Securing reliable venous access is of paramount importance when considering parenteral nutrition (PN). However, the presence of a CVC is the principal risk factor for major, potentially lethal complications, such as nosocomial bloodstream infection and venous thrombosis. Notably, a large proportion of complications are preventable by means of appropriate catheter choice, selection of site and method of insertion, nursing care, handling and hygiene of venous access, all of which are addressed in this Guideline.

To view the guideline, please click here.

Organisational Aspects of Parenteral Nutrition

Having identified a patient in need of PN, the process of ordering and monitoring is aimed at ensuring safe and effective nutritional support. Provision of PN should be part of an overall nutritional care plan that includes detailed nutritional assessment. Nutritional goals should be set, and an estimate made of the probable duration of PN. This Guideline outlines the organisational recommends for parenteral nutrition.

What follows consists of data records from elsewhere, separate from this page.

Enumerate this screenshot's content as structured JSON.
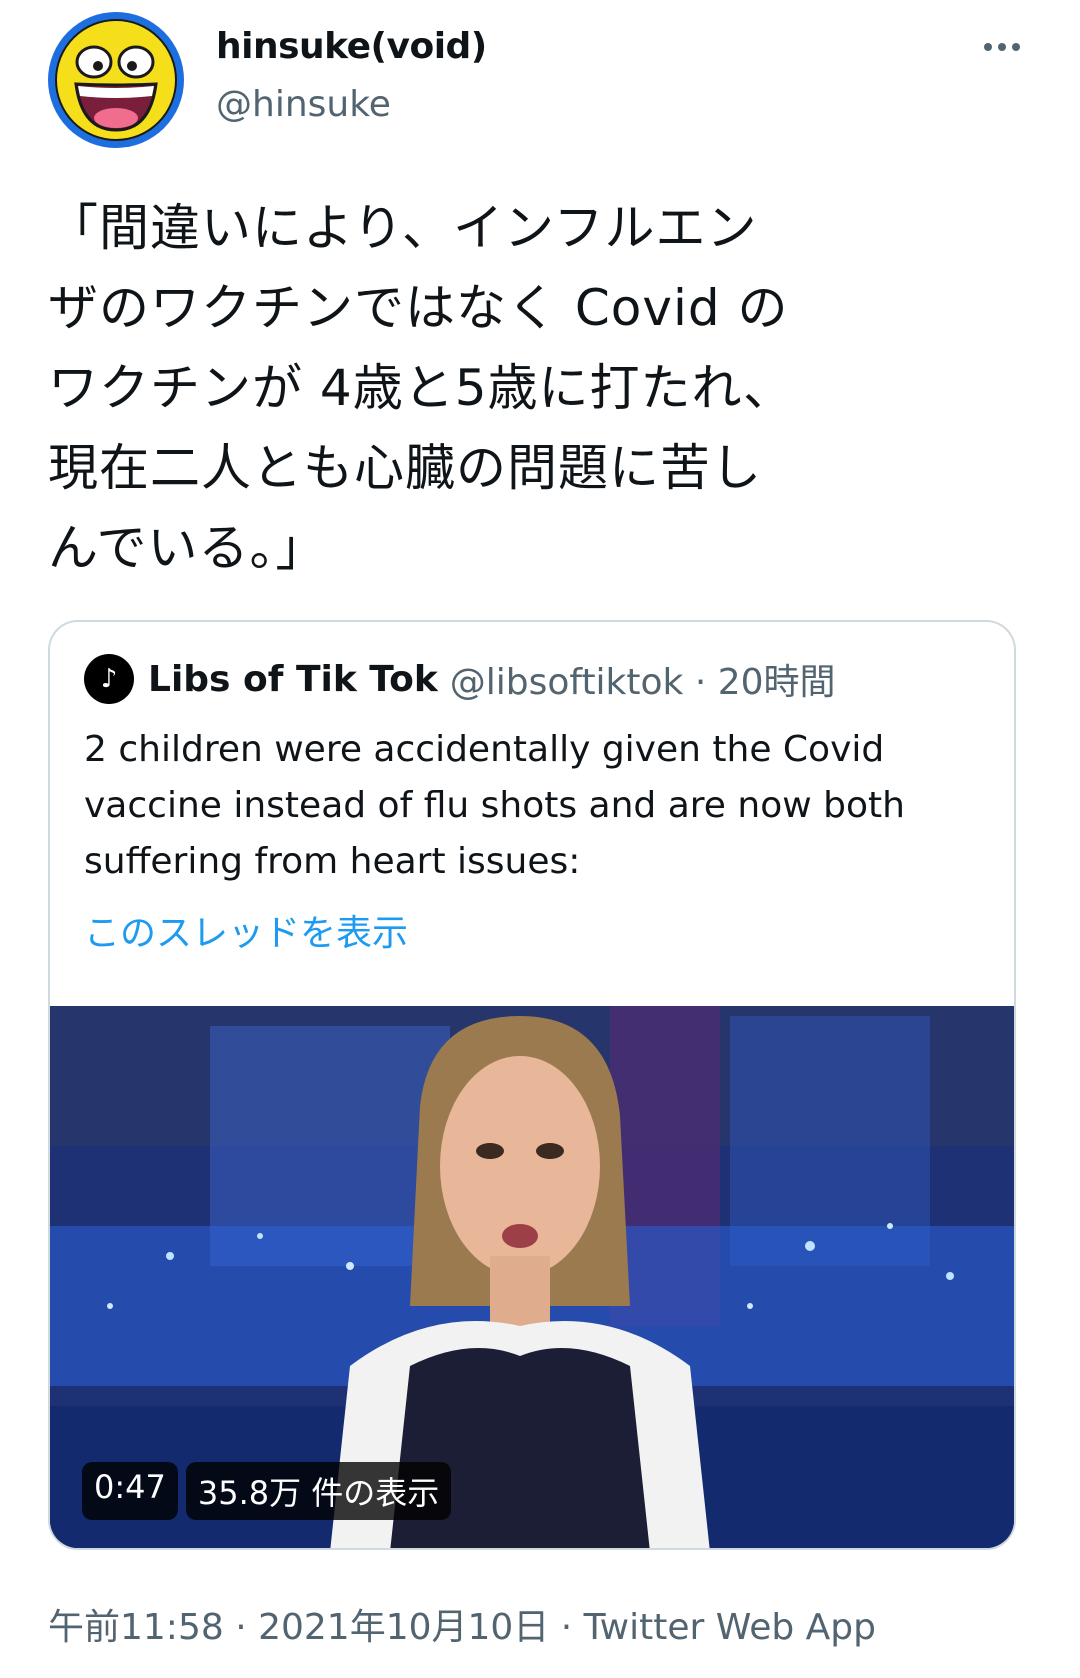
{
  "author": {
    "display_name": "hinsuke(void)",
    "handle": "@hinsuke",
    "avatar_icon": "smiley-face-icon"
  },
  "tweet": {
    "text": "「間違いにより、インフルエン\nザのワクチンではなく Covid の\nワクチンが 4歳と5歳に打たれ、\n現在二人とも心臓の問題に苦し\nんでいる。」"
  },
  "quoted_tweet": {
    "display_name": "Libs of Tik Tok",
    "meta": "@libsoftiktok · 20時間",
    "avatar_text": "Libs of TikTok",
    "text": "2 children were accidentally given the Covid vaccine instead of flu shots and are now both suffering from heart issues:",
    "thread_link": "このスレッドを表示",
    "video": {
      "duration": "0:47",
      "views": "35.8万 件の表示"
    }
  },
  "footer": {
    "timestamp": "午前11:58 · 2021年10月10日 · Twitter Web App"
  },
  "colors": {
    "link": "#1d9bf0",
    "secondary_text": "#536471",
    "border": "#cfd9de"
  }
}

To view the guideline, please click here.

Guidelines for the Evaluation and Treatment of Gastrointestinal and Nutritional Complications in Children with Neurological Impairment

Feeding difficulties are frequent in children with neurological impairments and can be associated with undernutrition, growth failure, micronutrients deficiencies, osteopenia, and nutritional comorbidities. Gastrointestinal problems including gastroesophageal reflux disease, constipation, and dysphagia are also frequent in this population and affect quality of life and nutritional status. In this Guideline, ESPGHAN aims to develop uniformity in the management of the gastroenterological and nutritional problems in children with neurological impairment.

To view the guideline, please click here.

Standard versus Individualised Parenteral Nutrition

PN can be provided as a standard, usually commercial, formulation that is designed to meet the nutritional needs of most patients of the same age group with a similar condition. Alternatively, an individually tailored PN formulation, adapted to the individual patient’s nutritional needs, can be prescribed. Both types of PN preparations have advantages and disadvantages which is discussed in this Guideline.

To view the guideline, please click here.